__RECORDS FOR THIS TASK__:
____

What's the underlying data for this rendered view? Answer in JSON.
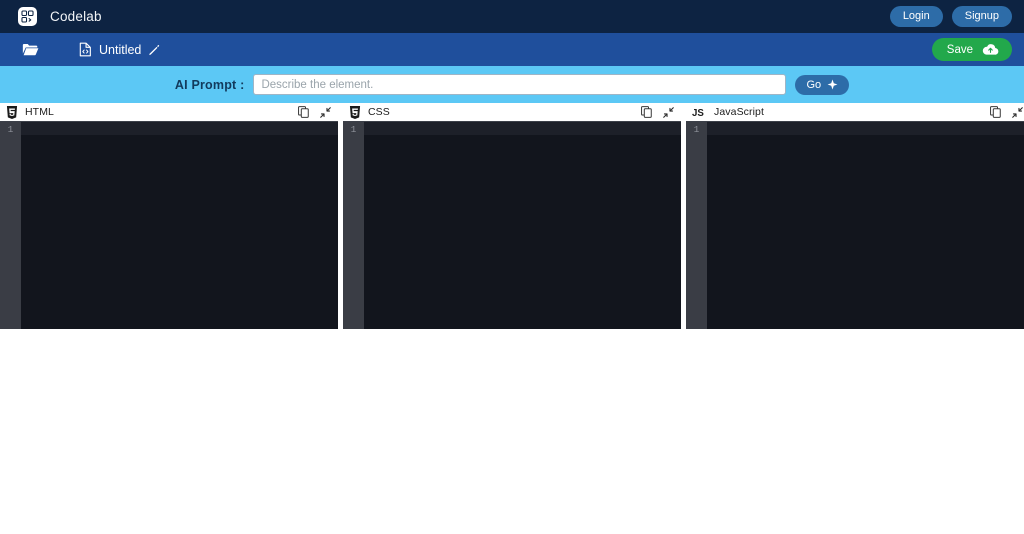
{
  "app": {
    "brand_name": "Codelab",
    "logo_icon": "codelab-logo-icon"
  },
  "topbar": {
    "login_label": "Login",
    "signup_label": "Signup",
    "background_color": "#0d2342",
    "button_color": "#2d6ca8"
  },
  "filebar": {
    "folder_icon": "folder-open-icon",
    "file_icon": "file-code-icon",
    "file_name": "Untitled",
    "edit_icon": "pencil-icon",
    "save_label": "Save",
    "save_icon": "cloud-upload-icon",
    "background_color": "#1f4f9c",
    "save_color": "#22a84b"
  },
  "prompt": {
    "label": "AI Prompt :",
    "placeholder": "Describe the element.",
    "value": "",
    "go_label": "Go",
    "go_icon": "sparkle-icon",
    "background_color": "#5cc8f5"
  },
  "editors": [
    {
      "id": "html",
      "title": "HTML",
      "icon": "html5-icon",
      "icon_color": "#1b1b1b",
      "copy_icon": "copy-icon",
      "collapse_icon": "shrink-arrows-icon",
      "line_numbers": [
        "1"
      ],
      "code": ""
    },
    {
      "id": "css",
      "title": "CSS",
      "icon": "css3-icon",
      "icon_color": "#1b1b1b",
      "copy_icon": "copy-icon",
      "collapse_icon": "shrink-arrows-icon",
      "line_numbers": [
        "1"
      ],
      "code": ""
    },
    {
      "id": "javascript",
      "title": "JavaScript",
      "icon": "js-icon",
      "icon_color": "#1b1b1b",
      "copy_icon": "copy-icon",
      "collapse_icon": "shrink-arrows-icon",
      "line_numbers": [
        "1"
      ],
      "code": ""
    }
  ]
}
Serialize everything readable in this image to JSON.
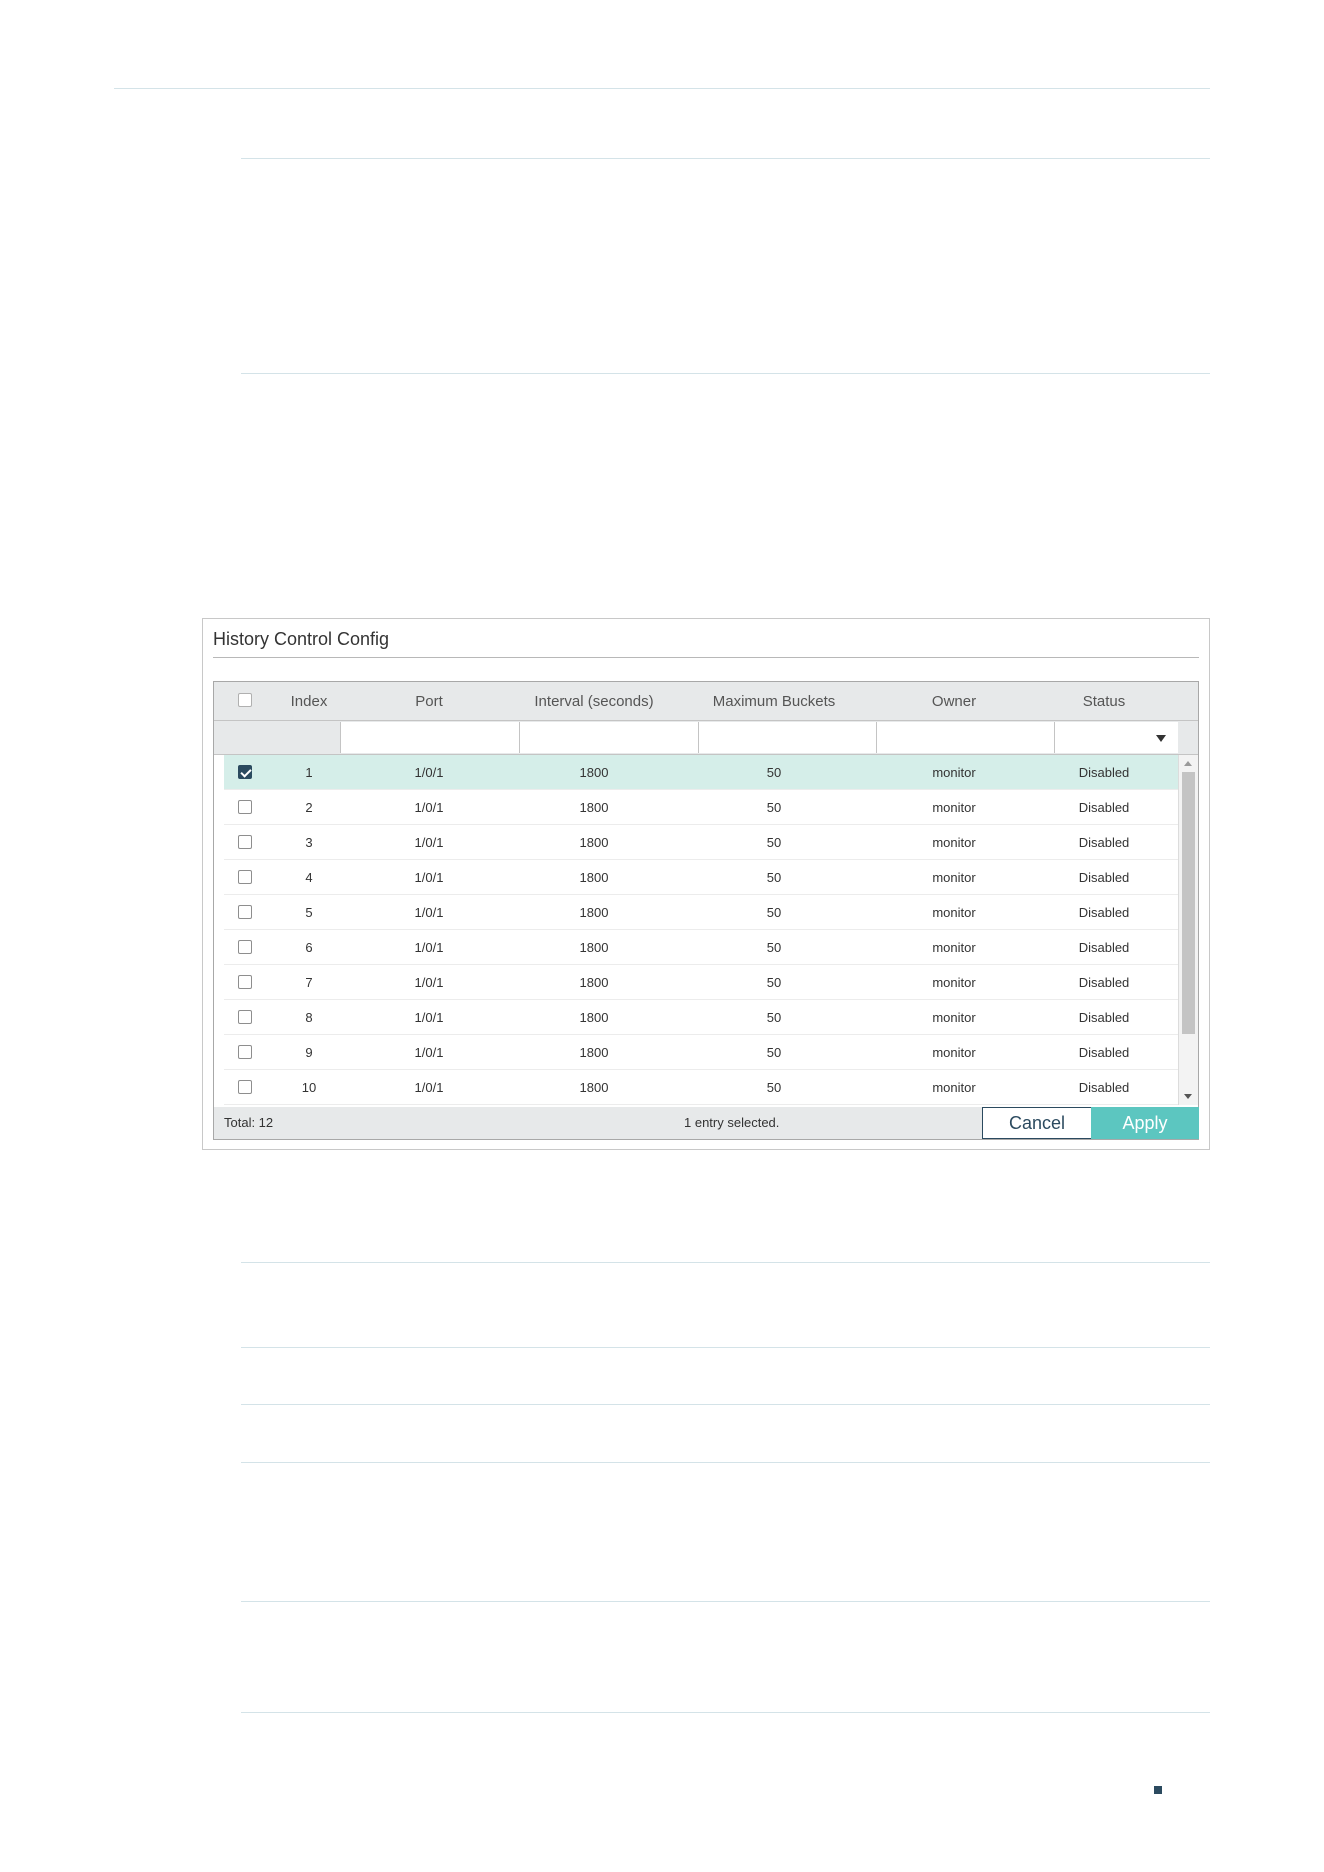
{
  "panel": {
    "title": "History Control Config",
    "columns": [
      "Index",
      "Port",
      "Interval (seconds)",
      "Maximum Buckets",
      "Owner",
      "Status"
    ],
    "rows": [
      {
        "checked": true,
        "index": "1",
        "port": "1/0/1",
        "interval": "1800",
        "buckets": "50",
        "owner": "monitor",
        "status": "Disabled"
      },
      {
        "checked": false,
        "index": "2",
        "port": "1/0/1",
        "interval": "1800",
        "buckets": "50",
        "owner": "monitor",
        "status": "Disabled"
      },
      {
        "checked": false,
        "index": "3",
        "port": "1/0/1",
        "interval": "1800",
        "buckets": "50",
        "owner": "monitor",
        "status": "Disabled"
      },
      {
        "checked": false,
        "index": "4",
        "port": "1/0/1",
        "interval": "1800",
        "buckets": "50",
        "owner": "monitor",
        "status": "Disabled"
      },
      {
        "checked": false,
        "index": "5",
        "port": "1/0/1",
        "interval": "1800",
        "buckets": "50",
        "owner": "monitor",
        "status": "Disabled"
      },
      {
        "checked": false,
        "index": "6",
        "port": "1/0/1",
        "interval": "1800",
        "buckets": "50",
        "owner": "monitor",
        "status": "Disabled"
      },
      {
        "checked": false,
        "index": "7",
        "port": "1/0/1",
        "interval": "1800",
        "buckets": "50",
        "owner": "monitor",
        "status": "Disabled"
      },
      {
        "checked": false,
        "index": "8",
        "port": "1/0/1",
        "interval": "1800",
        "buckets": "50",
        "owner": "monitor",
        "status": "Disabled"
      },
      {
        "checked": false,
        "index": "9",
        "port": "1/0/1",
        "interval": "1800",
        "buckets": "50",
        "owner": "monitor",
        "status": "Disabled"
      },
      {
        "checked": false,
        "index": "10",
        "port": "1/0/1",
        "interval": "1800",
        "buckets": "50",
        "owner": "monitor",
        "status": "Disabled"
      }
    ],
    "footer": {
      "total": "Total: 12",
      "selection": "1 entry selected.",
      "cancel_label": "Cancel",
      "apply_label": "Apply"
    }
  },
  "colors": {
    "accent": "#5cc6c0",
    "dark": "#2b4a5f",
    "selected_row": "#d5eee9"
  }
}
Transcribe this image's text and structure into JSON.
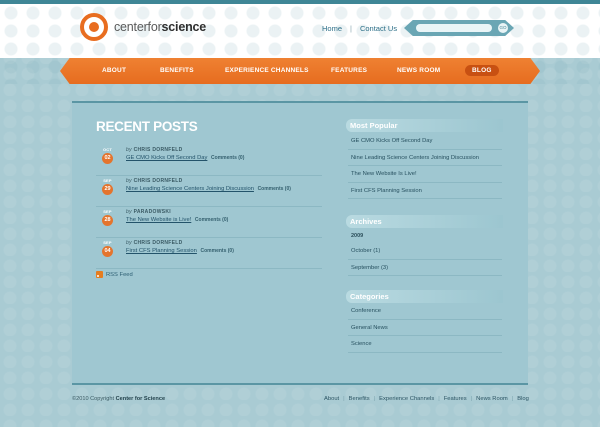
{
  "header": {
    "logo_prefix": "center",
    "logo_mid": "for",
    "logo_suffix": "science",
    "links": [
      "Home",
      "Contact Us"
    ],
    "search": {
      "placeholder": "",
      "button": "GO"
    }
  },
  "nav": {
    "items": [
      "ABOUT",
      "BENEFITS",
      "EXPERIENCE CHANNELS",
      "FEATURES",
      "NEWS ROOM",
      "BLOG"
    ],
    "active": "BLOG"
  },
  "recent": {
    "title": "RECENT POSTS",
    "posts": [
      {
        "month": "OCT",
        "day": "02",
        "author_prefix": "by",
        "author": "CHRIS DORNFELD",
        "title": "GE CMO Kicks Off Second Day",
        "comments": "Comments (0)"
      },
      {
        "month": "SEP",
        "day": "29",
        "author_prefix": "by",
        "author": "CHRIS DORNFELD",
        "title": "Nine Leading Science Centers Joining Discussion",
        "comments": "Comments (0)"
      },
      {
        "month": "SEP",
        "day": "28",
        "author_prefix": "by",
        "author": "PARADOWSKI",
        "title": "The New Website is Live!",
        "comments": "Comments (0)"
      },
      {
        "month": "SEP",
        "day": "04",
        "author_prefix": "by",
        "author": "CHRIS DORNFELD",
        "title": "First CFS Planning Session",
        "comments": "Comments (0)"
      }
    ],
    "rss": "RSS Feed"
  },
  "sidebar": {
    "popular_title": "Most Popular",
    "popular": [
      "GE CMO Kicks Off Second Day",
      "Nine Leading Science Centers Joining Discussion",
      "The New Website Is Live!",
      "First CFS Planning Session"
    ],
    "archives_title": "Archives",
    "archive_year": "2009",
    "archives": [
      "October (1)",
      "September (3)"
    ],
    "categories_title": "Categories",
    "categories": [
      "Conference",
      "General News",
      "Science"
    ]
  },
  "footer": {
    "copyright_prefix": "©2010 Copyright",
    "copyright_name": "Center for Science",
    "links": [
      "About",
      "Benefits",
      "Experience Channels",
      "Features",
      "News Room",
      "Blog"
    ]
  },
  "colors": {
    "accent": "#e86d20",
    "teal": "#3f8696",
    "background": "#a9cbd3"
  }
}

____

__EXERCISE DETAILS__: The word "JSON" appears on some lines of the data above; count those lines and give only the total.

__RESPONSE__: 3